> Exercise requirements
Report each line of the data below in which "title" appears.

Top of Excerpted records

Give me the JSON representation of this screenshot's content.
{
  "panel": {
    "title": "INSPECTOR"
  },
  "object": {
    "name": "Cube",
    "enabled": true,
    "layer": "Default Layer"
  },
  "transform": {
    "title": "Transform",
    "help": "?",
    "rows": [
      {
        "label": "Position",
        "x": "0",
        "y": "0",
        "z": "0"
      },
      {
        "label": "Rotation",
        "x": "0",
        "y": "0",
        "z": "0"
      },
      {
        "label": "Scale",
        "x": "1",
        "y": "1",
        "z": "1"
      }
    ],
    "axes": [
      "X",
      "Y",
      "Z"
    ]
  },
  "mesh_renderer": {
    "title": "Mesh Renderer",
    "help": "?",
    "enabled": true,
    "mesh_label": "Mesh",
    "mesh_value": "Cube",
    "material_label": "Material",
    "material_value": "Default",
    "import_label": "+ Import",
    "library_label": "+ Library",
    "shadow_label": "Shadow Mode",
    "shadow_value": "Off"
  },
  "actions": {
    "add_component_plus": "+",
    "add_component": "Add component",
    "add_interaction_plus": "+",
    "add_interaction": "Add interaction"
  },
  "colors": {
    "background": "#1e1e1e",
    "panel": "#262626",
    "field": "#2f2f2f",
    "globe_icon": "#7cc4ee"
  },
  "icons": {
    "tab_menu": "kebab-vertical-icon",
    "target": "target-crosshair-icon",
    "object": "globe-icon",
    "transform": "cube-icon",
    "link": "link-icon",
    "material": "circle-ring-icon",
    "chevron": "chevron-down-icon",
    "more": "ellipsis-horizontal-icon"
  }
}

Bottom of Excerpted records

> Reply
    "title": "INSPECTOR"
    "title": "Transform",
    "title": "Mesh Renderer",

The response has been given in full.